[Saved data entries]
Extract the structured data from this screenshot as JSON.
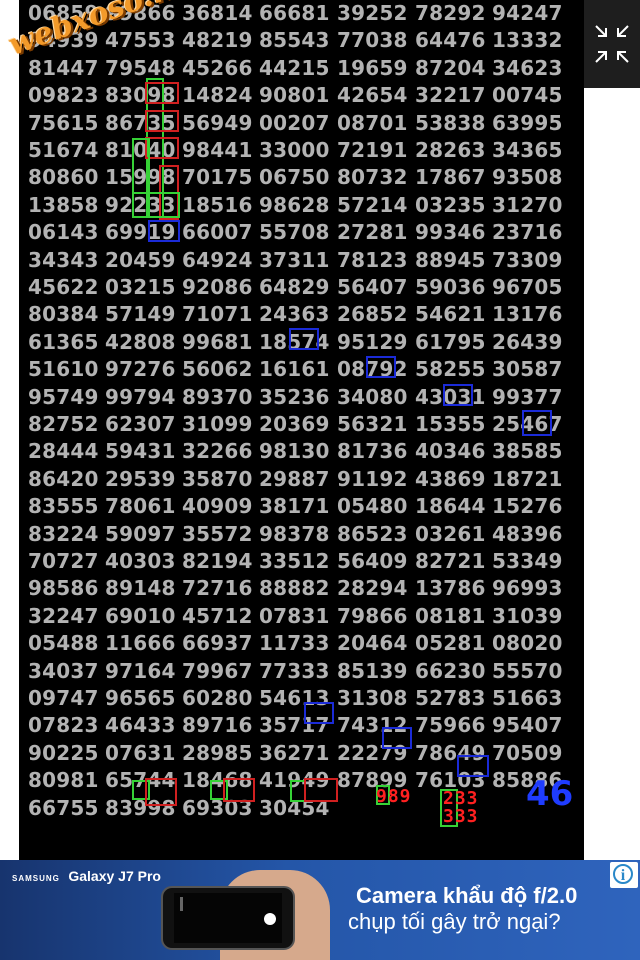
{
  "watermark": "webxoso.net",
  "rows": [
    [
      "06859",
      "99866",
      "36814",
      "66681",
      "39252",
      "78292",
      "94247"
    ],
    [
      "94939",
      "47553",
      "48219",
      "85543",
      "77038",
      "64476",
      "13332"
    ],
    [
      "81447",
      "79548",
      "45266",
      "44215",
      "19659",
      "87204",
      "34623"
    ],
    [
      "09823",
      "83098",
      "14824",
      "90801",
      "42654",
      "32217",
      "00745"
    ],
    [
      "75615",
      "86735",
      "56949",
      "00207",
      "08701",
      "53838",
      "63995"
    ],
    [
      "51674",
      "81040",
      "98441",
      "33000",
      "72191",
      "28263",
      "34365"
    ],
    [
      "80860",
      "15998",
      "70175",
      "06750",
      "80732",
      "17867",
      "93508"
    ],
    [
      "13858",
      "92233",
      "18516",
      "98628",
      "57214",
      "03235",
      "31270"
    ],
    [
      "06143",
      "69919",
      "66007",
      "55708",
      "27281",
      "99346",
      "23716"
    ],
    [
      "34343",
      "20459",
      "64924",
      "37311",
      "78123",
      "88945",
      "73309"
    ],
    [
      "45622",
      "03215",
      "92086",
      "64829",
      "56407",
      "59036",
      "96705"
    ],
    [
      "80384",
      "57149",
      "71071",
      "24363",
      "26852",
      "54621",
      "13176"
    ],
    [
      "61365",
      "42808",
      "99681",
      "18574",
      "95129",
      "61795",
      "26439"
    ],
    [
      "51610",
      "97276",
      "56062",
      "16161",
      "08792",
      "58255",
      "30587"
    ],
    [
      "95749",
      "99794",
      "89370",
      "35236",
      "34080",
      "43031",
      "99377"
    ],
    [
      "82752",
      "62307",
      "31099",
      "20369",
      "56321",
      "15355",
      "25467"
    ],
    [
      "28444",
      "59431",
      "32266",
      "98130",
      "81736",
      "40346",
      "38585"
    ],
    [
      "86420",
      "29539",
      "35870",
      "29887",
      "91192",
      "43869",
      "18721"
    ],
    [
      "83555",
      "78061",
      "40909",
      "38171",
      "05480",
      "18644",
      "15276"
    ],
    [
      "83224",
      "59097",
      "35572",
      "98378",
      "86523",
      "03261",
      "48396"
    ],
    [
      "70727",
      "40303",
      "82194",
      "33512",
      "56409",
      "82721",
      "53349"
    ],
    [
      "98586",
      "89148",
      "72716",
      "88882",
      "28294",
      "13786",
      "96993"
    ],
    [
      "32247",
      "69010",
      "45712",
      "07831",
      "79866",
      "08181",
      "31039"
    ],
    [
      "05488",
      "11666",
      "66937",
      "11733",
      "20464",
      "05281",
      "08020"
    ],
    [
      "34037",
      "97164",
      "79967",
      "77333",
      "85139",
      "66230",
      "55570"
    ],
    [
      "09747",
      "96565",
      "60280",
      "54613",
      "31308",
      "52783",
      "51663"
    ],
    [
      "07823",
      "46433",
      "89716",
      "35717",
      "74312",
      "75966",
      "95407"
    ],
    [
      "90225",
      "07631",
      "28985",
      "36271",
      "22279",
      "78649",
      "70509"
    ],
    [
      "80981",
      "65744",
      "18468",
      "41949",
      "87899",
      "76103",
      "85886"
    ],
    [
      "66755",
      "83998",
      "69303",
      "30454"
    ]
  ],
  "annotations": {
    "red_line1": "989",
    "red_line2a": "233",
    "red_line2b": "333",
    "big_number": "46"
  },
  "ad": {
    "brand": "SAMSUNG",
    "model": "Galaxy J7 Pro",
    "headline": "Camera khẩu độ f/2.0",
    "subline": "chụp tối gây trở ngại?",
    "info": "i"
  },
  "colors": {
    "board_bg": "#000000",
    "digits": "#b3b3b3",
    "highlight_green": "#36d236",
    "highlight_red": "#d02020",
    "highlight_blue": "#1b2bd8",
    "annotation_red": "#ff2020",
    "annotation_blue": "#1f3cff",
    "ad_bg": "#2456a8"
  },
  "icons": {
    "fullscreen": "exit-fullscreen-icon",
    "ad_info": "info-icon"
  }
}
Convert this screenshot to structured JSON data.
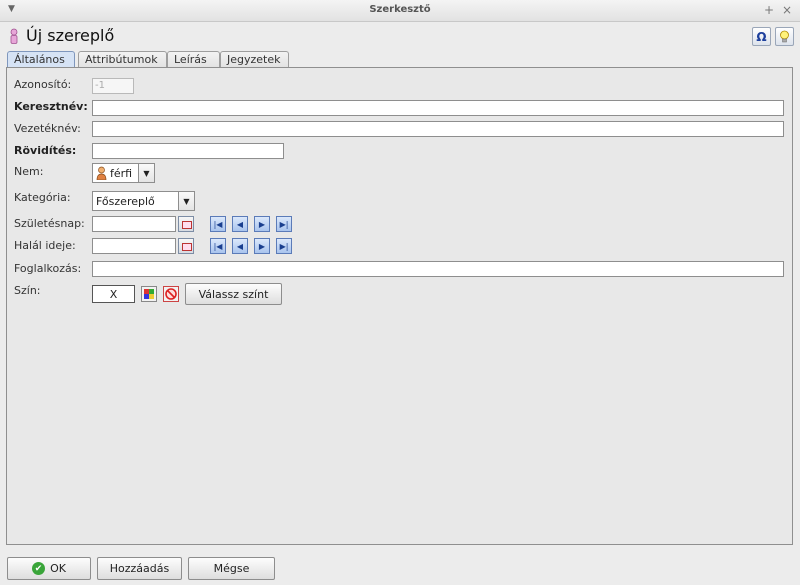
{
  "window": {
    "title": "Szerkesztő",
    "menu_icon": "chevron-down-icon",
    "controls": [
      "+",
      "×"
    ]
  },
  "header": {
    "title": "Új szereplő",
    "icons": [
      "omega-icon",
      "lightbulb-icon"
    ],
    "omega_glyph": "Ω"
  },
  "tabs": [
    {
      "label": "Általános",
      "active": true
    },
    {
      "label": "Attribútumok",
      "active": false
    },
    {
      "label": "Leírás",
      "active": false
    },
    {
      "label": "Jegyzetek",
      "active": false
    }
  ],
  "form": {
    "azonosito": {
      "label": "Azonosító:",
      "value": "-1"
    },
    "keresztnev": {
      "label": "Keresztnév:",
      "value": ""
    },
    "vezeteknev": {
      "label": "Vezetéknév:",
      "value": ""
    },
    "rovidites": {
      "label": "Rövidítés:",
      "value": ""
    },
    "nem": {
      "label": "Nem:",
      "value": "férfi"
    },
    "kategoria": {
      "label": "Kategória:",
      "value": "Főszereplő"
    },
    "szuletesnap": {
      "label": "Születésnap:",
      "value": ""
    },
    "halal_ideje": {
      "label": "Halál ideje:",
      "value": ""
    },
    "foglalkozas": {
      "label": "Foglalkozás:",
      "value": ""
    },
    "szin": {
      "label": "Szín:",
      "value": "X",
      "button": "Válassz színt"
    }
  },
  "footer": {
    "ok": "OK",
    "add": "Hozzáadás",
    "cancel": "Mégse"
  },
  "colors": {
    "accent": "#1d3f9c",
    "nav_button": "#a9c4ee",
    "ok_green": "#3aa53a"
  }
}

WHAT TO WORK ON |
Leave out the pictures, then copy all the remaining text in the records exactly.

RESPONSE BELOW |
Extract the structured data from this screenshot as JSON.
{
  "watermark": "webxoso.net",
  "rows": [
    [
      "06859",
      "99866",
      "36814",
      "66681",
      "39252",
      "78292",
      "94247"
    ],
    [
      "94939",
      "47553",
      "48219",
      "85543",
      "77038",
      "64476",
      "13332"
    ],
    [
      "81447",
      "79548",
      "45266",
      "44215",
      "19659",
      "87204",
      "34623"
    ],
    [
      "09823",
      "83098",
      "14824",
      "90801",
      "42654",
      "32217",
      "00745"
    ],
    [
      "75615",
      "86735",
      "56949",
      "00207",
      "08701",
      "53838",
      "63995"
    ],
    [
      "51674",
      "81040",
      "98441",
      "33000",
      "72191",
      "28263",
      "34365"
    ],
    [
      "80860",
      "15998",
      "70175",
      "06750",
      "80732",
      "17867",
      "93508"
    ],
    [
      "13858",
      "92233",
      "18516",
      "98628",
      "57214",
      "03235",
      "31270"
    ],
    [
      "06143",
      "69919",
      "66007",
      "55708",
      "27281",
      "99346",
      "23716"
    ],
    [
      "34343",
      "20459",
      "64924",
      "37311",
      "78123",
      "88945",
      "73309"
    ],
    [
      "45622",
      "03215",
      "92086",
      "64829",
      "56407",
      "59036",
      "96705"
    ],
    [
      "80384",
      "57149",
      "71071",
      "24363",
      "26852",
      "54621",
      "13176"
    ],
    [
      "61365",
      "42808",
      "99681",
      "18574",
      "95129",
      "61795",
      "26439"
    ],
    [
      "51610",
      "97276",
      "56062",
      "16161",
      "08792",
      "58255",
      "30587"
    ],
    [
      "95749",
      "99794",
      "89370",
      "35236",
      "34080",
      "43031",
      "99377"
    ],
    [
      "82752",
      "62307",
      "31099",
      "20369",
      "56321",
      "15355",
      "25467"
    ],
    [
      "28444",
      "59431",
      "32266",
      "98130",
      "81736",
      "40346",
      "38585"
    ],
    [
      "86420",
      "29539",
      "35870",
      "29887",
      "91192",
      "43869",
      "18721"
    ],
    [
      "83555",
      "78061",
      "40909",
      "38171",
      "05480",
      "18644",
      "15276"
    ],
    [
      "83224",
      "59097",
      "35572",
      "98378",
      "86523",
      "03261",
      "48396"
    ],
    [
      "70727",
      "40303",
      "82194",
      "33512",
      "56409",
      "82721",
      "53349"
    ],
    [
      "98586",
      "89148",
      "72716",
      "88882",
      "28294",
      "13786",
      "96993"
    ],
    [
      "32247",
      "69010",
      "45712",
      "07831",
      "79866",
      "08181",
      "31039"
    ],
    [
      "05488",
      "11666",
      "66937",
      "11733",
      "20464",
      "05281",
      "08020"
    ],
    [
      "34037",
      "97164",
      "79967",
      "77333",
      "85139",
      "66230",
      "55570"
    ],
    [
      "09747",
      "96565",
      "60280",
      "54613",
      "31308",
      "52783",
      "51663"
    ],
    [
      "07823",
      "46433",
      "89716",
      "35717",
      "74312",
      "75966",
      "95407"
    ],
    [
      "90225",
      "07631",
      "28985",
      "36271",
      "22279",
      "78649",
      "70509"
    ],
    [
      "80981",
      "65744",
      "18468",
      "41949",
      "87899",
      "76103",
      "85886"
    ],
    [
      "66755",
      "83998",
      "69303",
      "30454"
    ]
  ],
  "annotations": {
    "red_line1": "989",
    "red_line2a": "233",
    "red_line2b": "333",
    "big_number": "46"
  },
  "ad": {
    "brand": "SAMSUNG",
    "model": "Galaxy J7 Pro",
    "headline": "Camera khẩu độ f/2.0",
    "subline": "chụp tối gây trở ngại?",
    "info": "i"
  },
  "colors": {
    "board_bg": "#000000",
    "digits": "#b3b3b3",
    "highlight_green": "#36d236",
    "highlight_red": "#d02020",
    "highlight_blue": "#1b2bd8",
    "annotation_red": "#ff2020",
    "annotation_blue": "#1f3cff",
    "ad_bg": "#2456a8"
  },
  "icons": {
    "fullscreen": "exit-fullscreen-icon",
    "ad_info": "info-icon"
  }
}
Convert this screenshot to structured JSON data.
{
  "window": {
    "title": "Szerkesztő",
    "menu_icon": "chevron-down-icon",
    "controls": [
      "+",
      "×"
    ]
  },
  "header": {
    "title": "Új szereplő",
    "icons": [
      "omega-icon",
      "lightbulb-icon"
    ],
    "omega_glyph": "Ω"
  },
  "tabs": [
    {
      "label": "Általános",
      "active": true
    },
    {
      "label": "Attribútumok",
      "active": false
    },
    {
      "label": "Leírás",
      "active": false
    },
    {
      "label": "Jegyzetek",
      "active": false
    }
  ],
  "form": {
    "azonosito": {
      "label": "Azonosító:",
      "value": "-1"
    },
    "keresztnev": {
      "label": "Keresztnév:",
      "value": ""
    },
    "vezeteknev": {
      "label": "Vezetéknév:",
      "value": ""
    },
    "rovidites": {
      "label": "Rövidítés:",
      "value": ""
    },
    "nem": {
      "label": "Nem:",
      "value": "férfi"
    },
    "kategoria": {
      "label": "Kategória:",
      "value": "Főszereplő"
    },
    "szuletesnap": {
      "label": "Születésnap:",
      "value": ""
    },
    "halal_ideje": {
      "label": "Halál ideje:",
      "value": ""
    },
    "foglalkozas": {
      "label": "Foglalkozás:",
      "value": ""
    },
    "szin": {
      "label": "Szín:",
      "value": "X",
      "button": "Válassz színt"
    }
  },
  "footer": {
    "ok": "OK",
    "add": "Hozzáadás",
    "cancel": "Mégse"
  },
  "colors": {
    "accent": "#1d3f9c",
    "nav_button": "#a9c4ee",
    "ok_green": "#3aa53a"
  }
}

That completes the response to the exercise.